§ WHAT NEEDS TO BE DONE
Without omitting anything, return the records precisely as given.

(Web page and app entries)
===============

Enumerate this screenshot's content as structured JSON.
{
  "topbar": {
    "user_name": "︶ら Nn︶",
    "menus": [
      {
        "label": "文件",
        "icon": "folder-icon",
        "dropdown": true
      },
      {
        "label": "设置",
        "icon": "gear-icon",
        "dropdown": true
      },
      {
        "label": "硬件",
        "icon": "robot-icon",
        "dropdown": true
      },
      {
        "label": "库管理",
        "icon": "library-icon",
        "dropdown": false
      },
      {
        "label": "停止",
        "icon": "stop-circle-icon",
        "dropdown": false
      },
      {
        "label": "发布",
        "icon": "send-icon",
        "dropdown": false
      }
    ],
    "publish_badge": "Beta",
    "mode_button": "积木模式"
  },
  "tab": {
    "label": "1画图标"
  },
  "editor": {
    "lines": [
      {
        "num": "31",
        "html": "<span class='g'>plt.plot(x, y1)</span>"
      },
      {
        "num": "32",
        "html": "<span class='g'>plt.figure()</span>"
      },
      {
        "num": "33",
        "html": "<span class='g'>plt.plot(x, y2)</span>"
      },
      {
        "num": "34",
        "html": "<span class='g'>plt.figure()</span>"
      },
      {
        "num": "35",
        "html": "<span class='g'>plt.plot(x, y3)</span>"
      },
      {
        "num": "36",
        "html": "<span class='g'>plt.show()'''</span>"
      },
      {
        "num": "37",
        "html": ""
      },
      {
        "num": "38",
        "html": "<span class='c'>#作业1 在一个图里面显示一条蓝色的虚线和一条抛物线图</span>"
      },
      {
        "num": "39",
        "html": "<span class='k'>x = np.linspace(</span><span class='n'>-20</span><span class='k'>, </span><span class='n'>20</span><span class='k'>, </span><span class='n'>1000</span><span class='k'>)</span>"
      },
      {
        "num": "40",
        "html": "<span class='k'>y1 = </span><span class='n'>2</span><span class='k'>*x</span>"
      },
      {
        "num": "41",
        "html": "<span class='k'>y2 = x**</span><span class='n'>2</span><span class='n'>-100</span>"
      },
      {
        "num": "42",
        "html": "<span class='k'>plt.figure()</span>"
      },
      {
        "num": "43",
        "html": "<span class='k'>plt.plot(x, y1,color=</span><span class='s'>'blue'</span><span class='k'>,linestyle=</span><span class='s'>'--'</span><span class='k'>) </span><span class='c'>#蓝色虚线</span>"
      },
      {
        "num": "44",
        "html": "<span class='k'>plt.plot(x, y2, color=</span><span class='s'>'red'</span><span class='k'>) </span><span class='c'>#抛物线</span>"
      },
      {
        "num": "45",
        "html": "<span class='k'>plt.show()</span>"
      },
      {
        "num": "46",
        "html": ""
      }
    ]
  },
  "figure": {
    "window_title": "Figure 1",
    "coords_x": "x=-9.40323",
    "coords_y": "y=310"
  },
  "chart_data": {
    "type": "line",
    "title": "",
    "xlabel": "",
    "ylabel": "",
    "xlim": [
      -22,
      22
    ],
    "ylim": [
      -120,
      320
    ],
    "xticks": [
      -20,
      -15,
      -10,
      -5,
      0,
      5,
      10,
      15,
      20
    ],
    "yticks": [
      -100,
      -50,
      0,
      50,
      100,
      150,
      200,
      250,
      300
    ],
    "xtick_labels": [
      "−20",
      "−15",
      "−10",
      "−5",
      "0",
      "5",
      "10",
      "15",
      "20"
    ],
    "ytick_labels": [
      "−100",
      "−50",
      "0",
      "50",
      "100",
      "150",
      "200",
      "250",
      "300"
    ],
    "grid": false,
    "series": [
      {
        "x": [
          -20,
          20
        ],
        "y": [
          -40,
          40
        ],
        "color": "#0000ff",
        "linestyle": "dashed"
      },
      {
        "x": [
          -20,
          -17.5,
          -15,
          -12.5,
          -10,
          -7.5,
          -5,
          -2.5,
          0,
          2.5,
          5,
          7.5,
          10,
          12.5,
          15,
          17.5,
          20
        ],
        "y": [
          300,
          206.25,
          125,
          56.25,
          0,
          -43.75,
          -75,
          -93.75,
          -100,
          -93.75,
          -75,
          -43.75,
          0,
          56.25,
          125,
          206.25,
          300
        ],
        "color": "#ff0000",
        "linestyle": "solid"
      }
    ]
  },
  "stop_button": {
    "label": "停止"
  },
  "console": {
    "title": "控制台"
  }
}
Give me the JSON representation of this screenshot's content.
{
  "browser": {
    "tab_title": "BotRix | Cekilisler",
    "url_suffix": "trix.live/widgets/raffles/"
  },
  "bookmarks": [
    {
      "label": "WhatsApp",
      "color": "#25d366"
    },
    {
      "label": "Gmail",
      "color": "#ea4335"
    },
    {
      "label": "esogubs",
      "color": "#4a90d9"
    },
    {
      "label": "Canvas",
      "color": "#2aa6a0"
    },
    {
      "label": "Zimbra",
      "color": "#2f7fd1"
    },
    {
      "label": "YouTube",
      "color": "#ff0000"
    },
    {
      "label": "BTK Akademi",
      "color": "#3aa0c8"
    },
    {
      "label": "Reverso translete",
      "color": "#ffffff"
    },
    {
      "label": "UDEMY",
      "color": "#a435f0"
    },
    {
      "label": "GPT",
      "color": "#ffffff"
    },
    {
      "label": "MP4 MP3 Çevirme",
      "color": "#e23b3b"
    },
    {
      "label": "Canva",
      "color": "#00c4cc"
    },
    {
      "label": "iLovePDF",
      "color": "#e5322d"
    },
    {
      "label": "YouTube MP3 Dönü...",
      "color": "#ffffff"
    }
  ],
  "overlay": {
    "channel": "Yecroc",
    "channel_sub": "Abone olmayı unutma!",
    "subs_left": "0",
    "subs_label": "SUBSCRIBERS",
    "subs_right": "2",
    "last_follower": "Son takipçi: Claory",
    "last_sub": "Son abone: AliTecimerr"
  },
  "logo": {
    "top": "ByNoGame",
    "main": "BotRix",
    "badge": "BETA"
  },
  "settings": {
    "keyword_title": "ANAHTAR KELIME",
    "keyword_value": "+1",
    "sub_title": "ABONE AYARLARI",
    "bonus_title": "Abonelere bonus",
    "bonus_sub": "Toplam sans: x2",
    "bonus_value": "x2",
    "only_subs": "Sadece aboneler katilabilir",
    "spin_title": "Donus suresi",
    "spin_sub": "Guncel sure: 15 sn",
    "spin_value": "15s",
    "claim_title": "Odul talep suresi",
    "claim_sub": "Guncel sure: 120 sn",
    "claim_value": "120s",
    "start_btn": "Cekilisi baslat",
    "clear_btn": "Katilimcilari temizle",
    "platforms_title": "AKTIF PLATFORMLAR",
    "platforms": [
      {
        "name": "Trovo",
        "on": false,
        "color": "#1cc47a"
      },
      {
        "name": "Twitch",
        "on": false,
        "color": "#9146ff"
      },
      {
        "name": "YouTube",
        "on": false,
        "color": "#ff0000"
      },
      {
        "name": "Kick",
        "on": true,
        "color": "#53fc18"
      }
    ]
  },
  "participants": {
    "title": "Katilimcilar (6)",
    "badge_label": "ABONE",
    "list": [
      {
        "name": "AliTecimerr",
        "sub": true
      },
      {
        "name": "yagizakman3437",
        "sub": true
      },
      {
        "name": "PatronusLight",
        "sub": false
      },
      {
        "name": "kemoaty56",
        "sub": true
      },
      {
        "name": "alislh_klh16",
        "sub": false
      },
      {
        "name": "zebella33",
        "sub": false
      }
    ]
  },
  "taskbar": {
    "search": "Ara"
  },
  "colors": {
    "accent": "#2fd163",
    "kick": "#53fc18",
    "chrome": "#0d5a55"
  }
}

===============

§ WRITTEN REPLY
Enumerate this screenshot's content as structured JSON.
{
  "topbar": {
    "user_name": "︶ら Nn︶",
    "menus": [
      {
        "label": "文件",
        "icon": "folder-icon",
        "dropdown": true
      },
      {
        "label": "设置",
        "icon": "gear-icon",
        "dropdown": true
      },
      {
        "label": "硬件",
        "icon": "robot-icon",
        "dropdown": true
      },
      {
        "label": "库管理",
        "icon": "library-icon",
        "dropdown": false
      },
      {
        "label": "停止",
        "icon": "stop-circle-icon",
        "dropdown": false
      },
      {
        "label": "发布",
        "icon": "send-icon",
        "dropdown": false
      }
    ],
    "publish_badge": "Beta",
    "mode_button": "积木模式"
  },
  "tab": {
    "label": "1画图标"
  },
  "editor": {
    "lines": [
      {
        "num": "31",
        "html": "<span class='g'>plt.plot(x, y1)</span>"
      },
      {
        "num": "32",
        "html": "<span class='g'>plt.figure()</span>"
      },
      {
        "num": "33",
        "html": "<span class='g'>plt.plot(x, y2)</span>"
      },
      {
        "num": "34",
        "html": "<span class='g'>plt.figure()</span>"
      },
      {
        "num": "35",
        "html": "<span class='g'>plt.plot(x, y3)</span>"
      },
      {
        "num": "36",
        "html": "<span class='g'>plt.show()'''</span>"
      },
      {
        "num": "37",
        "html": ""
      },
      {
        "num": "38",
        "html": "<span class='c'>#作业1 在一个图里面显示一条蓝色的虚线和一条抛物线图</span>"
      },
      {
        "num": "39",
        "html": "<span class='k'>x = np.linspace(</span><span class='n'>-20</span><span class='k'>, </span><span class='n'>20</span><span class='k'>, </span><span class='n'>1000</span><span class='k'>)</span>"
      },
      {
        "num": "40",
        "html": "<span class='k'>y1 = </span><span class='n'>2</span><span class='k'>*x</span>"
      },
      {
        "num": "41",
        "html": "<span class='k'>y2 = x**</span><span class='n'>2</span><span class='n'>-100</span>"
      },
      {
        "num": "42",
        "html": "<span class='k'>plt.figure()</span>"
      },
      {
        "num": "43",
        "html": "<span class='k'>plt.plot(x, y1,color=</span><span class='s'>'blue'</span><span class='k'>,linestyle=</span><span class='s'>'--'</span><span class='k'>) </span><span class='c'>#蓝色虚线</span>"
      },
      {
        "num": "44",
        "html": "<span class='k'>plt.plot(x, y2, color=</span><span class='s'>'red'</span><span class='k'>) </span><span class='c'>#抛物线</span>"
      },
      {
        "num": "45",
        "html": "<span class='k'>plt.show()</span>"
      },
      {
        "num": "46",
        "html": ""
      }
    ]
  },
  "figure": {
    "window_title": "Figure 1",
    "coords_x": "x=-9.40323",
    "coords_y": "y=310"
  },
  "chart_data": {
    "type": "line",
    "title": "",
    "xlabel": "",
    "ylabel": "",
    "xlim": [
      -22,
      22
    ],
    "ylim": [
      -120,
      320
    ],
    "xticks": [
      -20,
      -15,
      -10,
      -5,
      0,
      5,
      10,
      15,
      20
    ],
    "yticks": [
      -100,
      -50,
      0,
      50,
      100,
      150,
      200,
      250,
      300
    ],
    "xtick_labels": [
      "−20",
      "−15",
      "−10",
      "−5",
      "0",
      "5",
      "10",
      "15",
      "20"
    ],
    "ytick_labels": [
      "−100",
      "−50",
      "0",
      "50",
      "100",
      "150",
      "200",
      "250",
      "300"
    ],
    "grid": false,
    "series": [
      {
        "x": [
          -20,
          20
        ],
        "y": [
          -40,
          40
        ],
        "color": "#0000ff",
        "linestyle": "dashed"
      },
      {
        "x": [
          -20,
          -17.5,
          -15,
          -12.5,
          -10,
          -7.5,
          -5,
          -2.5,
          0,
          2.5,
          5,
          7.5,
          10,
          12.5,
          15,
          17.5,
          20
        ],
        "y": [
          300,
          206.25,
          125,
          56.25,
          0,
          -43.75,
          -75,
          -93.75,
          -100,
          -93.75,
          -75,
          -43.75,
          0,
          56.25,
          125,
          206.25,
          300
        ],
        "color": "#ff0000",
        "linestyle": "solid"
      }
    ]
  },
  "stop_button": {
    "label": "停止"
  },
  "console": {
    "title": "控制台"
  }
}
Give me the JSON representation of this screenshot's content.
{
  "browser": {
    "tab_title": "BotRix | Cekilisler",
    "url_suffix": "trix.live/widgets/raffles/"
  },
  "bookmarks": [
    {
      "label": "WhatsApp",
      "color": "#25d366"
    },
    {
      "label": "Gmail",
      "color": "#ea4335"
    },
    {
      "label": "esogubs",
      "color": "#4a90d9"
    },
    {
      "label": "Canvas",
      "color": "#2aa6a0"
    },
    {
      "label": "Zimbra",
      "color": "#2f7fd1"
    },
    {
      "label": "YouTube",
      "color": "#ff0000"
    },
    {
      "label": "BTK Akademi",
      "color": "#3aa0c8"
    },
    {
      "label": "Reverso translete",
      "color": "#ffffff"
    },
    {
      "label": "UDEMY",
      "color": "#a435f0"
    },
    {
      "label": "GPT",
      "color": "#ffffff"
    },
    {
      "label": "MP4 MP3 Çevirme",
      "color": "#e23b3b"
    },
    {
      "label": "Canva",
      "color": "#00c4cc"
    },
    {
      "label": "iLovePDF",
      "color": "#e5322d"
    },
    {
      "label": "YouTube MP3 Dönü...",
      "color": "#ffffff"
    }
  ],
  "overlay": {
    "channel": "Yecroc",
    "channel_sub": "Abone olmayı unutma!",
    "subs_left": "0",
    "subs_label": "SUBSCRIBERS",
    "subs_right": "2",
    "last_follower": "Son takipçi: Claory",
    "last_sub": "Son abone: AliTecimerr"
  },
  "logo": {
    "top": "ByNoGame",
    "main": "BotRix",
    "badge": "BETA"
  },
  "settings": {
    "keyword_title": "ANAHTAR KELIME",
    "keyword_value": "+1",
    "sub_title": "ABONE AYARLARI",
    "bonus_title": "Abonelere bonus",
    "bonus_sub": "Toplam sans: x2",
    "bonus_value": "x2",
    "only_subs": "Sadece aboneler katilabilir",
    "spin_title": "Donus suresi",
    "spin_sub": "Guncel sure: 15 sn",
    "spin_value": "15s",
    "claim_title": "Odul talep suresi",
    "claim_sub": "Guncel sure: 120 sn",
    "claim_value": "120s",
    "start_btn": "Cekilisi baslat",
    "clear_btn": "Katilimcilari temizle",
    "platforms_title": "AKTIF PLATFORMLAR",
    "platforms": [
      {
        "name": "Trovo",
        "on": false,
        "color": "#1cc47a"
      },
      {
        "name": "Twitch",
        "on": false,
        "color": "#9146ff"
      },
      {
        "name": "YouTube",
        "on": false,
        "color": "#ff0000"
      },
      {
        "name": "Kick",
        "on": true,
        "color": "#53fc18"
      }
    ]
  },
  "participants": {
    "title": "Katilimcilar (6)",
    "badge_label": "ABONE",
    "list": [
      {
        "name": "AliTecimerr",
        "sub": true
      },
      {
        "name": "yagizakman3437",
        "sub": true
      },
      {
        "name": "PatronusLight",
        "sub": false
      },
      {
        "name": "kemoaty56",
        "sub": true
      },
      {
        "name": "alislh_klh16",
        "sub": false
      },
      {
        "name": "zebella33",
        "sub": false
      }
    ]
  },
  "taskbar": {
    "search": "Ara"
  },
  "colors": {
    "accent": "#2fd163",
    "kick": "#53fc18",
    "chrome": "#0d5a55"
  }
}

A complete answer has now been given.